Print every line of the data exactly as shown.

== Available data

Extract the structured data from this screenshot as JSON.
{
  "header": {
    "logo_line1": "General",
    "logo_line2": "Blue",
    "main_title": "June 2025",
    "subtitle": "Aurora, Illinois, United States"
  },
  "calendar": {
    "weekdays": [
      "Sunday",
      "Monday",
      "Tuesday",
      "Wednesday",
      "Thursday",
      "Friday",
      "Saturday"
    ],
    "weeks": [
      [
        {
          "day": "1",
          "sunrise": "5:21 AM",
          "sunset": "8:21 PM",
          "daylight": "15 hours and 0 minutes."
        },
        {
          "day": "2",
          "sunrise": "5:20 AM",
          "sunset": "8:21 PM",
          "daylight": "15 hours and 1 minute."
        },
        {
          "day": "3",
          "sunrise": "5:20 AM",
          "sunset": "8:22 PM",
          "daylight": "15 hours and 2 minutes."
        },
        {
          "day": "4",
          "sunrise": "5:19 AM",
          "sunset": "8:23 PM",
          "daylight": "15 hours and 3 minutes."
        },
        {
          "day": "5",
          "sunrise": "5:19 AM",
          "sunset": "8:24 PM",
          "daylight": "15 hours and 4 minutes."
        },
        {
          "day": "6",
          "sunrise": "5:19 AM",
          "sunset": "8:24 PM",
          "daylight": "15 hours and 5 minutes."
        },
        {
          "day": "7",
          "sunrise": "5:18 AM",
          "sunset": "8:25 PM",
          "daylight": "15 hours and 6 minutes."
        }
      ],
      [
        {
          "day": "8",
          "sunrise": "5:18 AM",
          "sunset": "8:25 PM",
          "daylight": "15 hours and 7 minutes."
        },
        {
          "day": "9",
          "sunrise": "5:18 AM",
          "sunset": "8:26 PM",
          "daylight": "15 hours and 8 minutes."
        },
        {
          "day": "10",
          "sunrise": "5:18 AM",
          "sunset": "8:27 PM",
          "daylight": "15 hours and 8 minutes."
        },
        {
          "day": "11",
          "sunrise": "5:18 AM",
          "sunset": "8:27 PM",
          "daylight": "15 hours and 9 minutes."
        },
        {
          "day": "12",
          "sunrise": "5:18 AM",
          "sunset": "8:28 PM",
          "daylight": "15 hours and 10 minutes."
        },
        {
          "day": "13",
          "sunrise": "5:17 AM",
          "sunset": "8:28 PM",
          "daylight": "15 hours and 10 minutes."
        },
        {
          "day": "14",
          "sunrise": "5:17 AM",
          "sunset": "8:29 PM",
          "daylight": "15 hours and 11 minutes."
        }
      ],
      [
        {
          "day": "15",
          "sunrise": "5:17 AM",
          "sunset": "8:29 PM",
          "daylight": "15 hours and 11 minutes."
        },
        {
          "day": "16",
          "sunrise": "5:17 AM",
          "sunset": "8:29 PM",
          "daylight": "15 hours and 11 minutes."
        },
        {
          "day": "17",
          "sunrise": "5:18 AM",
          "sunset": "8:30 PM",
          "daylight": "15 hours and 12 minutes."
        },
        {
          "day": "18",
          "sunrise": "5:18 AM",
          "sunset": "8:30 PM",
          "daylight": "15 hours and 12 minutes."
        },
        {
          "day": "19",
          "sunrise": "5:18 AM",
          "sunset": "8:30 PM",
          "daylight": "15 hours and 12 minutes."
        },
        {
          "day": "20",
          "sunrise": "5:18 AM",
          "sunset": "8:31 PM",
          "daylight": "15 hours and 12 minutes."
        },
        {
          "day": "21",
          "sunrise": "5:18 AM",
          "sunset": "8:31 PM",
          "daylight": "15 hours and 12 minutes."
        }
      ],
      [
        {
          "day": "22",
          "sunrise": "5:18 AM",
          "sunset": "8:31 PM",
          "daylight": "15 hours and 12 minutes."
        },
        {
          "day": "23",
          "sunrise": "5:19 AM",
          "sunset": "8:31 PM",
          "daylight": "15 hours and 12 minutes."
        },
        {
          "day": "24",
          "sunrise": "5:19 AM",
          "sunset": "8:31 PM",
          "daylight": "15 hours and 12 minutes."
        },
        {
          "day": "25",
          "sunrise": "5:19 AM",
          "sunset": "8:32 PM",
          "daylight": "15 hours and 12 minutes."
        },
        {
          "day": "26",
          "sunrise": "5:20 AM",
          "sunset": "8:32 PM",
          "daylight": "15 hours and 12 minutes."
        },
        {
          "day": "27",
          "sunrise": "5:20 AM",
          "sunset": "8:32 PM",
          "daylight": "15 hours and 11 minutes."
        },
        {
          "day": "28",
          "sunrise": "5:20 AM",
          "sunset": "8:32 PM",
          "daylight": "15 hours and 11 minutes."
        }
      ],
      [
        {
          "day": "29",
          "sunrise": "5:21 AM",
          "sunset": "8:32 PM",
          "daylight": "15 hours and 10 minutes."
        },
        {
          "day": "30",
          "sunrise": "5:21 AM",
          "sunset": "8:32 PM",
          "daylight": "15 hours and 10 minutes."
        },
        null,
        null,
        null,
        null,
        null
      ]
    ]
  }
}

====

Result of this task
Extract the structured data from this screenshot as JSON.
{
  "header": {
    "logo_line1": "General",
    "logo_line2": "Blue",
    "main_title": "June 2025",
    "subtitle": "Aurora, Illinois, United States"
  },
  "calendar": {
    "weekdays": [
      "Sunday",
      "Monday",
      "Tuesday",
      "Wednesday",
      "Thursday",
      "Friday",
      "Saturday"
    ],
    "weeks": [
      [
        {
          "day": "1",
          "sunrise": "5:21 AM",
          "sunset": "8:21 PM",
          "daylight": "15 hours and 0 minutes."
        },
        {
          "day": "2",
          "sunrise": "5:20 AM",
          "sunset": "8:21 PM",
          "daylight": "15 hours and 1 minute."
        },
        {
          "day": "3",
          "sunrise": "5:20 AM",
          "sunset": "8:22 PM",
          "daylight": "15 hours and 2 minutes."
        },
        {
          "day": "4",
          "sunrise": "5:19 AM",
          "sunset": "8:23 PM",
          "daylight": "15 hours and 3 minutes."
        },
        {
          "day": "5",
          "sunrise": "5:19 AM",
          "sunset": "8:24 PM",
          "daylight": "15 hours and 4 minutes."
        },
        {
          "day": "6",
          "sunrise": "5:19 AM",
          "sunset": "8:24 PM",
          "daylight": "15 hours and 5 minutes."
        },
        {
          "day": "7",
          "sunrise": "5:18 AM",
          "sunset": "8:25 PM",
          "daylight": "15 hours and 6 minutes."
        }
      ],
      [
        {
          "day": "8",
          "sunrise": "5:18 AM",
          "sunset": "8:25 PM",
          "daylight": "15 hours and 7 minutes."
        },
        {
          "day": "9",
          "sunrise": "5:18 AM",
          "sunset": "8:26 PM",
          "daylight": "15 hours and 8 minutes."
        },
        {
          "day": "10",
          "sunrise": "5:18 AM",
          "sunset": "8:27 PM",
          "daylight": "15 hours and 8 minutes."
        },
        {
          "day": "11",
          "sunrise": "5:18 AM",
          "sunset": "8:27 PM",
          "daylight": "15 hours and 9 minutes."
        },
        {
          "day": "12",
          "sunrise": "5:18 AM",
          "sunset": "8:28 PM",
          "daylight": "15 hours and 10 minutes."
        },
        {
          "day": "13",
          "sunrise": "5:17 AM",
          "sunset": "8:28 PM",
          "daylight": "15 hours and 10 minutes."
        },
        {
          "day": "14",
          "sunrise": "5:17 AM",
          "sunset": "8:29 PM",
          "daylight": "15 hours and 11 minutes."
        }
      ],
      [
        {
          "day": "15",
          "sunrise": "5:17 AM",
          "sunset": "8:29 PM",
          "daylight": "15 hours and 11 minutes."
        },
        {
          "day": "16",
          "sunrise": "5:17 AM",
          "sunset": "8:29 PM",
          "daylight": "15 hours and 11 minutes."
        },
        {
          "day": "17",
          "sunrise": "5:18 AM",
          "sunset": "8:30 PM",
          "daylight": "15 hours and 12 minutes."
        },
        {
          "day": "18",
          "sunrise": "5:18 AM",
          "sunset": "8:30 PM",
          "daylight": "15 hours and 12 minutes."
        },
        {
          "day": "19",
          "sunrise": "5:18 AM",
          "sunset": "8:30 PM",
          "daylight": "15 hours and 12 minutes."
        },
        {
          "day": "20",
          "sunrise": "5:18 AM",
          "sunset": "8:31 PM",
          "daylight": "15 hours and 12 minutes."
        },
        {
          "day": "21",
          "sunrise": "5:18 AM",
          "sunset": "8:31 PM",
          "daylight": "15 hours and 12 minutes."
        }
      ],
      [
        {
          "day": "22",
          "sunrise": "5:18 AM",
          "sunset": "8:31 PM",
          "daylight": "15 hours and 12 minutes."
        },
        {
          "day": "23",
          "sunrise": "5:19 AM",
          "sunset": "8:31 PM",
          "daylight": "15 hours and 12 minutes."
        },
        {
          "day": "24",
          "sunrise": "5:19 AM",
          "sunset": "8:31 PM",
          "daylight": "15 hours and 12 minutes."
        },
        {
          "day": "25",
          "sunrise": "5:19 AM",
          "sunset": "8:32 PM",
          "daylight": "15 hours and 12 minutes."
        },
        {
          "day": "26",
          "sunrise": "5:20 AM",
          "sunset": "8:32 PM",
          "daylight": "15 hours and 12 minutes."
        },
        {
          "day": "27",
          "sunrise": "5:20 AM",
          "sunset": "8:32 PM",
          "daylight": "15 hours and 11 minutes."
        },
        {
          "day": "28",
          "sunrise": "5:20 AM",
          "sunset": "8:32 PM",
          "daylight": "15 hours and 11 minutes."
        }
      ],
      [
        {
          "day": "29",
          "sunrise": "5:21 AM",
          "sunset": "8:32 PM",
          "daylight": "15 hours and 10 minutes."
        },
        {
          "day": "30",
          "sunrise": "5:21 AM",
          "sunset": "8:32 PM",
          "daylight": "15 hours and 10 minutes."
        },
        null,
        null,
        null,
        null,
        null
      ]
    ]
  }
}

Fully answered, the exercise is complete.